Such was their interest with cheese, that Ana and husband, Valter Kramer, rechristened the honour at home, which just so happens to be Hiša Franko. They buy around a ton of local cheese and age it in their cellar for up to five years. As well as Tolminc and ricotta, the cellar features formaggio di fossa, a pit fermented cheese Valter is taking to Emilia Romagna, where he ages it for four months in underground pits with the assistance of Joško Sirk – a Slovenian restaurateur at the helm of the Michelin-starred La Subida trattoria in Friuli, near the Italian border with Slovenia – then brings it back to Hiša Franko. “It was always a dream of mine to have a cheese cellar,” says Valter, who also ages meats and salamis. “I can have fun down here in the cellar and experiment. Fun, food and family, right? That feels like a pretty good life to me”. The restaurant’s website posits that the cheese in Valter’s cellar is “Not only the most important part of our local diet” but “the GIFT for all the people of the Soča Valley.” It’s no surprise that along with vegetables, the cheese will play such an important role in the Hiša Franko menu because it plays such an important role in the day-to-day life of each and every Slovenian. “It’s about infrastructure and knowing your strengths” Ana tells me. “We struggled to survive, but it was about education and perseverance. This teaches you to be humble. Application is key, knowing what you have around you and how to apply it means we can use a product to its full”.
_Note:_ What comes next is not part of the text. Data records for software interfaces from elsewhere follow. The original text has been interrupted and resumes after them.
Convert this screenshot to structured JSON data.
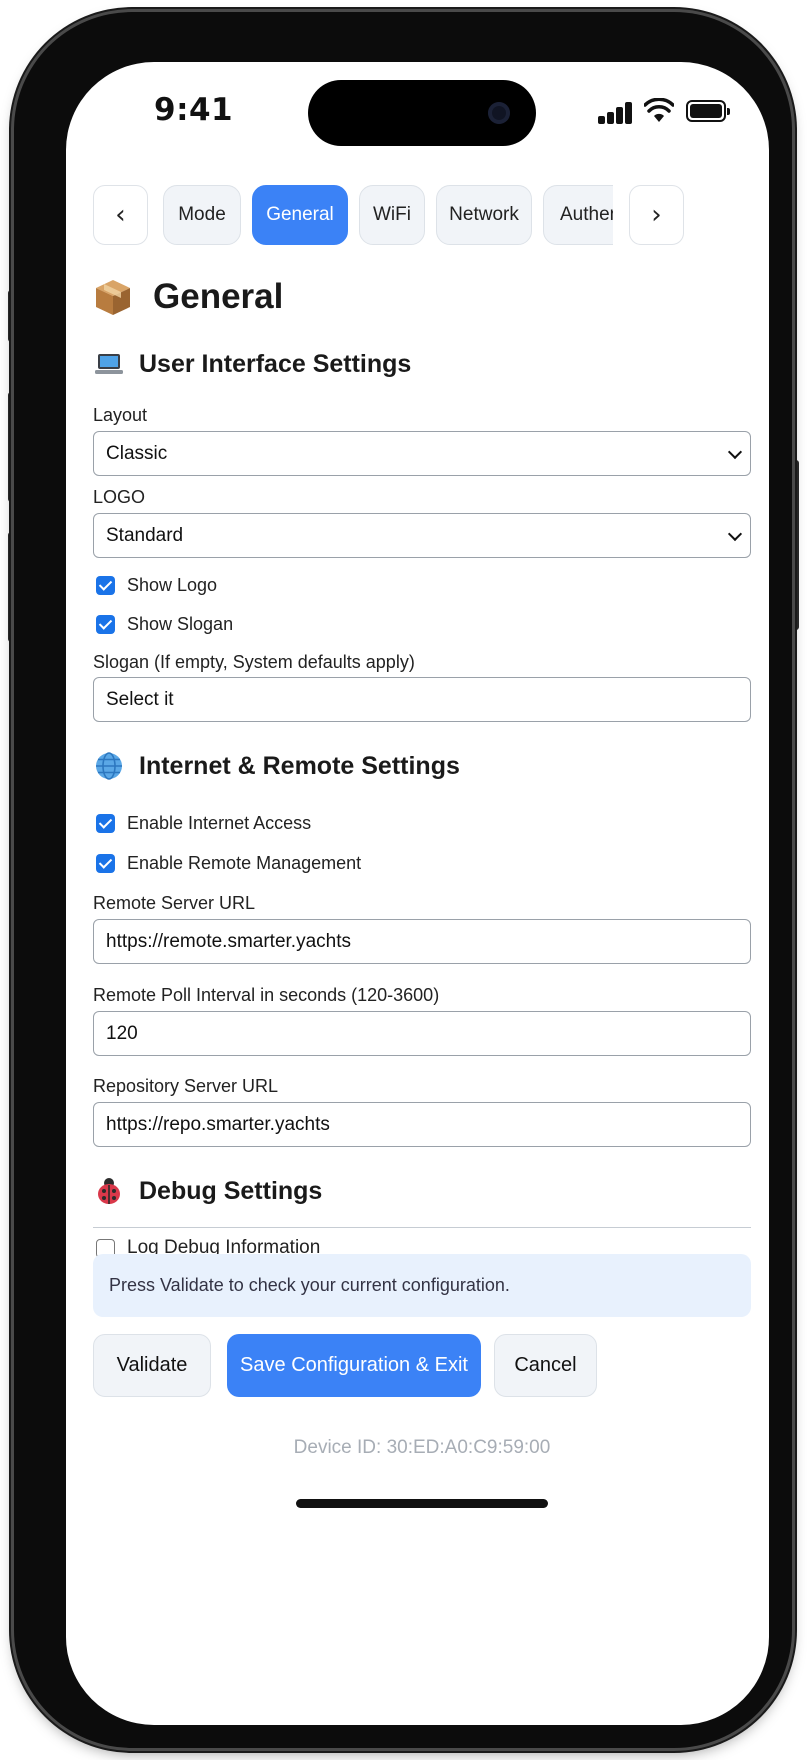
{
  "status": {
    "time": "9:41"
  },
  "tabs": {
    "prev": "‹",
    "next": "›",
    "items": [
      {
        "label": "Mode",
        "active": false
      },
      {
        "label": "General",
        "active": true
      },
      {
        "label": "WiFi",
        "active": false
      },
      {
        "label": "Network",
        "active": false
      },
      {
        "label": "Authentication",
        "active": false
      }
    ]
  },
  "page": {
    "title": "General",
    "icon": "package-icon"
  },
  "ui_settings": {
    "heading": "User Interface Settings",
    "icon": "laptop-icon",
    "layout_label": "Layout",
    "layout_value": "Classic",
    "logo_label": "LOGO",
    "logo_value": "Standard",
    "show_logo": "Show Logo",
    "show_logo_checked": true,
    "show_slogan": "Show Slogan",
    "show_slogan_checked": true,
    "slogan_label": "Slogan (If empty, System defaults apply)",
    "slogan_value": "Select it"
  },
  "internet_settings": {
    "heading": "Internet & Remote Settings",
    "icon": "globe-icon",
    "enable_internet": "Enable Internet Access",
    "enable_internet_checked": true,
    "enable_remote": "Enable Remote Management",
    "enable_remote_checked": true,
    "remote_url_label": "Remote Server URL",
    "remote_url_value": "https://remote.smarter.yachts",
    "poll_label": "Remote Poll Interval in seconds (120-3600)",
    "poll_value": "120",
    "repo_label": "Repository Server URL",
    "repo_value": "https://repo.smarter.yachts"
  },
  "debug_settings": {
    "heading": "Debug Settings",
    "icon": "ladybug-icon",
    "log_debug": "Log Debug Information",
    "log_debug_checked": false
  },
  "info": {
    "message": "Press Validate to check your current configuration."
  },
  "actions": {
    "validate": "Validate",
    "save": "Save Configuration & Exit",
    "cancel": "Cancel"
  },
  "footer": {
    "device_id": "Device ID: 30:ED:A0:C9:59:00"
  },
  "colors": {
    "accent": "#3b82f6",
    "checkbox": "#1a73e8",
    "info_bg": "#e8f1fd"
  }
}
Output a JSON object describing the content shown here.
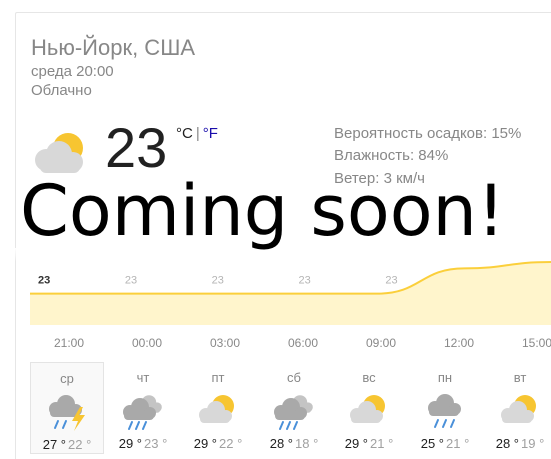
{
  "location": "Нью-Йорк, США",
  "time": "среда 20:00",
  "condition": "Облачно",
  "current": {
    "temp": "23",
    "unit_c": "°C",
    "unit_sep": "|",
    "unit_f": "°F",
    "icon": "partly-cloudy-icon"
  },
  "details": {
    "precip": "Вероятность осадков: 15%",
    "humidity": "Влажность: 84%",
    "wind": "Ветер: 3 км/ч"
  },
  "overlay_text": "Coming soon!",
  "chart_data": {
    "type": "area",
    "x": [
      "21:00",
      "00:00",
      "03:00",
      "06:00",
      "09:00",
      "12:00",
      "15:00"
    ],
    "visible_labels": [
      "23",
      "23",
      "23",
      "23",
      "23"
    ],
    "series": [
      {
        "values": [
          23,
          23,
          23,
          23,
          23,
          27,
          28
        ]
      }
    ],
    "fill_color": "#fff5cc",
    "line_color": "#fbcf3b"
  },
  "hours": [
    "21:00",
    "00:00",
    "03:00",
    "06:00",
    "09:00",
    "12:00",
    "15:00"
  ],
  "days": [
    {
      "name": "ср",
      "icon": "thunderstorm-icon",
      "hi": "27 °",
      "lo": "22 °",
      "selected": true
    },
    {
      "name": "чт",
      "icon": "rain-cloud-icon",
      "hi": "29 °",
      "lo": "23 °"
    },
    {
      "name": "пт",
      "icon": "partly-cloudy-icon",
      "hi": "29 °",
      "lo": "22 °"
    },
    {
      "name": "сб",
      "icon": "rain-cloud-icon",
      "hi": "28 °",
      "lo": "18 °"
    },
    {
      "name": "вс",
      "icon": "partly-cloudy-icon",
      "hi": "29 °",
      "lo": "21 °"
    },
    {
      "name": "пн",
      "icon": "rain-icon",
      "hi": "25 °",
      "lo": "21 °"
    },
    {
      "name": "вт",
      "icon": "partly-cloudy-icon",
      "hi": "28 °",
      "lo": "19 °"
    }
  ]
}
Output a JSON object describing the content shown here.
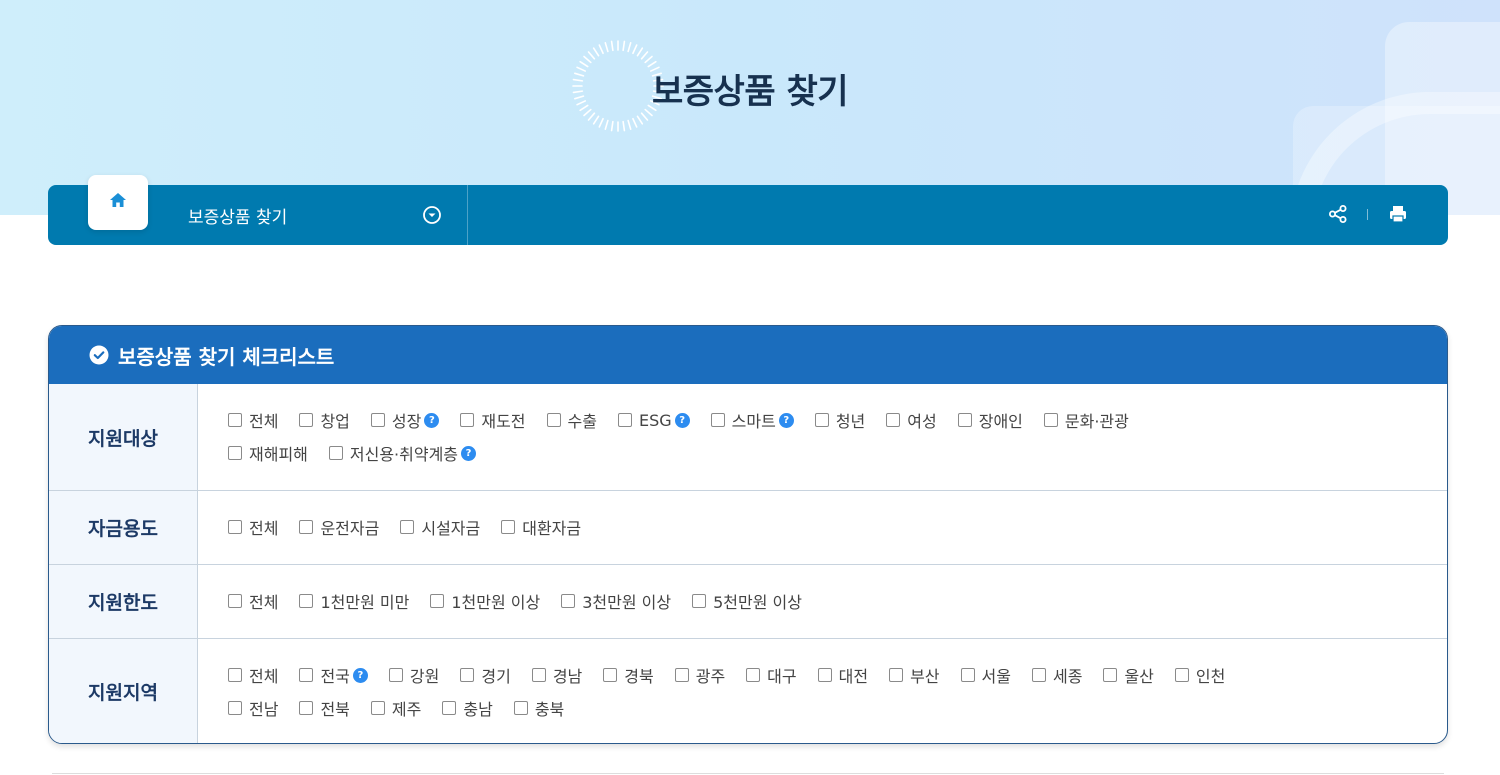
{
  "page": {
    "title": "보증상품 찾기"
  },
  "navbar": {
    "menu_label": "보증상품 찾기",
    "icons": {
      "home": "home-icon",
      "dropdown": "chevron-down-circle-icon",
      "share": "share-icon",
      "print": "print-icon"
    }
  },
  "checklist": {
    "title": "보증상품 찾기 체크리스트",
    "rows": [
      {
        "label": "지원대상",
        "options": [
          {
            "label": "전체",
            "help": false
          },
          {
            "label": "창업",
            "help": false
          },
          {
            "label": "성장",
            "help": true
          },
          {
            "label": "재도전",
            "help": false
          },
          {
            "label": "수출",
            "help": false
          },
          {
            "label": "ESG",
            "help": true
          },
          {
            "label": "스마트",
            "help": true
          },
          {
            "label": "청년",
            "help": false
          },
          {
            "label": "여성",
            "help": false
          },
          {
            "label": "장애인",
            "help": false
          },
          {
            "label": "문화·관광",
            "help": false
          },
          {
            "label": "재해피해",
            "help": false
          },
          {
            "label": "저신용·취약계층",
            "help": true
          }
        ]
      },
      {
        "label": "자금용도",
        "options": [
          {
            "label": "전체",
            "help": false
          },
          {
            "label": "운전자금",
            "help": false
          },
          {
            "label": "시설자금",
            "help": false
          },
          {
            "label": "대환자금",
            "help": false
          }
        ]
      },
      {
        "label": "지원한도",
        "options": [
          {
            "label": "전체",
            "help": false
          },
          {
            "label": "1천만원 미만",
            "help": false
          },
          {
            "label": "1천만원 이상",
            "help": false
          },
          {
            "label": "3천만원 이상",
            "help": false
          },
          {
            "label": "5천만원 이상",
            "help": false
          }
        ]
      },
      {
        "label": "지원지역",
        "options": [
          {
            "label": "전체",
            "help": false
          },
          {
            "label": "전국",
            "help": true
          },
          {
            "label": "강원",
            "help": false
          },
          {
            "label": "경기",
            "help": false
          },
          {
            "label": "경남",
            "help": false
          },
          {
            "label": "경북",
            "help": false
          },
          {
            "label": "광주",
            "help": false
          },
          {
            "label": "대구",
            "help": false
          },
          {
            "label": "대전",
            "help": false
          },
          {
            "label": "부산",
            "help": false
          },
          {
            "label": "서울",
            "help": false
          },
          {
            "label": "세종",
            "help": false
          },
          {
            "label": "울산",
            "help": false
          },
          {
            "label": "인천",
            "help": false
          },
          {
            "label": "전남",
            "help": false
          },
          {
            "label": "전북",
            "help": false
          },
          {
            "label": "제주",
            "help": false
          },
          {
            "label": "충남",
            "help": false
          },
          {
            "label": "충북",
            "help": false
          }
        ]
      }
    ]
  },
  "help_glyph": "?",
  "colors": {
    "navbar": "#007aaf",
    "panel_header": "#1b6dbd",
    "label_text": "#1d3a66",
    "help_badge": "#2d8cf0"
  }
}
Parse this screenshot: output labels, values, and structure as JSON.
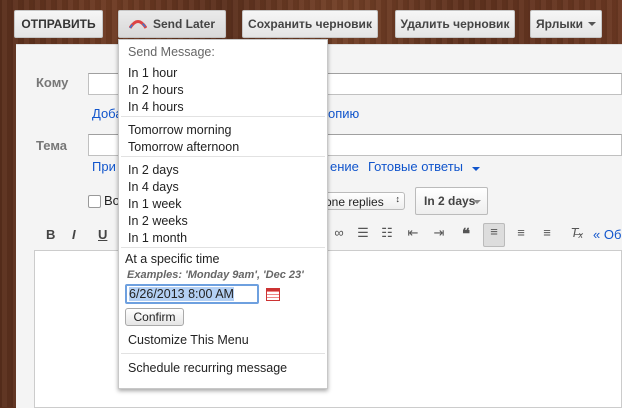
{
  "toolbar": {
    "send_label": "ОТПРАВИТЬ",
    "send_later_label": "Send Later",
    "save_draft_label": "Сохранить черновик",
    "delete_draft_label": "Удалить черновик",
    "labels_label": "Ярлыки"
  },
  "compose": {
    "to_label": "Кому",
    "to_link_left": "Доба",
    "to_link_right": "опию",
    "subject_label": "Тема",
    "subject_link_left": "При",
    "subject_link_mid": "ение",
    "canned_responses": "Готовые ответы",
    "checkbox_label": "Во",
    "canned_select": "one replies",
    "followup_select": "In 2 days",
    "format_bold": "B",
    "format_italic": "I",
    "format_underline": "U",
    "quote_link": "« Об"
  },
  "menu": {
    "header": "Send Message:",
    "group1": [
      "In 1 hour",
      "In 2 hours",
      "In 4 hours"
    ],
    "group2": [
      "Tomorrow morning",
      "Tomorrow afternoon"
    ],
    "group3": [
      "In 2 days",
      "In 4 days",
      "In 1 week",
      "In 2 weeks",
      "In 1 month"
    ],
    "specific_time_label": "At a specific time",
    "examples": "Examples: 'Monday 9am', 'Dec 23'",
    "datetime_value": "6/26/2013 8:00 AM",
    "confirm_label": "Confirm",
    "customize_label": "Customize This Menu",
    "recurring_label": "Schedule recurring message"
  },
  "colors": {
    "link": "#1155cc",
    "wood": "#6b3822"
  }
}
Using a product to its full potential is how Ana builds her menus. In this mountain region, nothing is sown before May 1st when the threat of snow is finally over. By June, it is hot and humid. The farmers will then move their cattle into fresh pasture where they make cheese. Ana’s food is heavily influenced by the seasons and is flavoured by the wild; from summer flowers and pollen to garden vegetables from her backyard plot. In fact, more than 90% of the Hiša Franko menu uses garden ingredients, pushing Ana to the fore of the Slovenian culinary movement in which she is almost solely responsible for elevating the country as a gastronomic destination. “We have the Alps, Mediterranean and the lowlands,” says Ana. “Some of the most beautiful and unique ingredients come from my backyard, so why not use it! If you take all of that away from me, you take away my expression, my voice”. The creation of a purely cheese and vegetable offering to diners, however, is a brave one.
That said, she also produces fermented cheese lollipops. It’s fair to say that those who know Ana, know that she’s not a person to shy away from a challenge. Moving to a solely cheese and vegetable menu could be her biggest challenge. But name a great chef who never took a risk. I’ll wait… “Creativity is finding your way out,” said Ferran Adrià. For Ana, she has all of the tools of her trade around her. Cheese is a high value product in Slovenia and along with her neighbours and local farmers, she and Walter have their own stock too! Indeed, you could say that Hiša Franko is built on cheese, a castle of dairy, a restavracija of deliciousness. It seems only right that the menu pushes and promotes homespun cheese. When it’s this damn good, why keep it for yourself?
Staro selo 1
5222 Kobarid – Slovenia